In a wide-ranging speech yesterday detailing his administration’s plan to tackle the opioid crisis in the U.S., President Trump touted Adapt Pharma‘s move to distribute free doses of its overdose-reversal nasal spray, Narcan, to schools and universities.
As part of an initiative launched in collaboration with The Clinton Foundation last year, Adapt previously offered 20,000 free cartons of Narcan to colleges across the country. But yesterday the company announced it would lift that cap, pledging to give Narcan to all high schools and colleges in the U.S.
“Today we applaud Adapt Pharma’s decision to provide free, free Narcan to all high schools, colleges and universities in America,” Trump said, according to The Hill. “That’s really an amazing and generous offer.”
“We are committed to expanding affordable access to Narcan nasal spray to get this emergency treatment for opioid overdose into all places where opioids may be present and into the hands of all who may witness an opioid overdose,” Adapt’s chairman & CEO Seamus Mulligan said in prepared remarks. “We believe, expanding our program to provide free Narcan nasal spray to all U.S. high schools and eligible colleges and universities will improve awareness of opioid risks and help in the timely response in the event of an opioid overdose.”
Trump also pledged to crack down on any party that’s illegally distributing addictive prescription medicines.

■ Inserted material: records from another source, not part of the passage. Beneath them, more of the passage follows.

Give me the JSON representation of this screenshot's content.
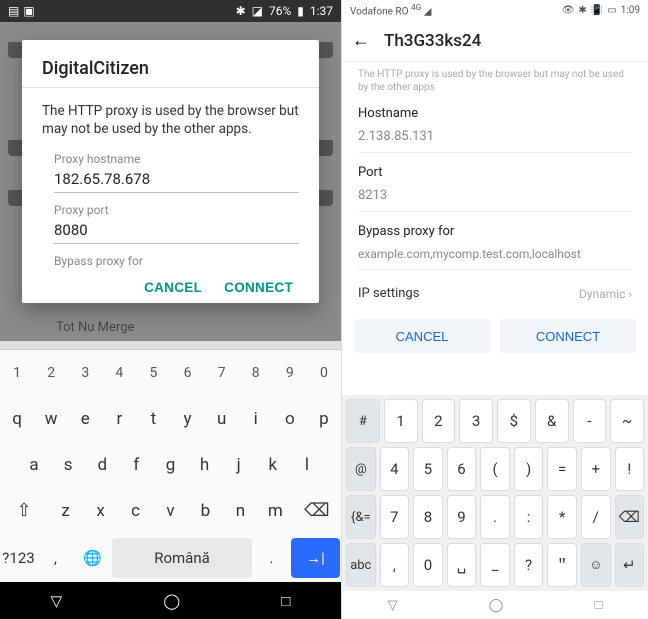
{
  "left": {
    "status": {
      "battery": "76%",
      "time": "1:37"
    },
    "modal": {
      "title": "DigitalCitizen",
      "description": "The HTTP proxy is used by the browser but may not be used by the other apps.",
      "hostname_label": "Proxy hostname",
      "hostname_value": "182.65.78.678",
      "port_label": "Proxy port",
      "port_value": "8080",
      "bypass_label": "Bypass proxy for",
      "cancel": "CANCEL",
      "connect": "CONNECT"
    },
    "bg_network": "Tot Nu Merge",
    "keyboard": {
      "numrow": [
        "1",
        "2",
        "3",
        "4",
        "5",
        "6",
        "7",
        "8",
        "9",
        "0"
      ],
      "row1": [
        "q",
        "w",
        "e",
        "r",
        "t",
        "y",
        "u",
        "i",
        "o",
        "p"
      ],
      "row2": [
        "a",
        "s",
        "d",
        "f",
        "g",
        "h",
        "j",
        "k",
        "l"
      ],
      "row3": [
        "⇧",
        "z",
        "x",
        "c",
        "v",
        "b",
        "n",
        "m",
        "⌫"
      ],
      "row4": {
        "sym": "?123",
        "comma": ",",
        "globe": "🌐",
        "space": "Română",
        "dot": ".",
        "enter": "→|"
      }
    }
  },
  "right": {
    "status": {
      "carrier": "Vodafone RO",
      "time": "1:09"
    },
    "header": {
      "title": "Th3G33ks24"
    },
    "description": "The HTTP proxy is used by the browser but may not be used by the other apps",
    "hostname_label": "Hostname",
    "hostname_value": "2.138.85.131",
    "port_label": "Port",
    "port_value": "8213",
    "bypass_label": "Bypass proxy for",
    "bypass_placeholder": "example.com,mycomp.test.com,localhost",
    "ip_label": "IP settings",
    "ip_value": "Dynamic",
    "cancel": "CANCEL",
    "connect": "CONNECT",
    "keyboard": {
      "r1": [
        "#",
        "1",
        "2",
        "3",
        "$",
        "&",
        "-",
        "~"
      ],
      "r2": [
        "@",
        "4",
        "5",
        "6",
        "(",
        ")",
        "=",
        "+",
        "!"
      ],
      "r3": [
        "{&=",
        "7",
        "8",
        "9",
        ".",
        ":",
        "*",
        "/",
        "⌫"
      ],
      "r4": [
        "abc",
        ",",
        "0",
        "␣",
        "_",
        "?",
        "＂",
        "☺",
        "↵"
      ]
    }
  }
}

“Whether you are a dealer or doctor or trafficker or a manufacturer, if you break the law and illegally peddle these deadly poisons, we will find you, we will arrest you, and we will hold you accountable,” he said, according to NPR.
The president said that his administration would even explore seeking the death penalty for drug dealers – a line that was met with applause from the crowd in New Hampshire.
Another component of Trump’s plan to reel in the nation’s opioid crisis includes reducing the number of legal prescriptions written for opioids each year. His administration has reportedly set a goal to cut the number of opioid prescriptions by one-third in three years.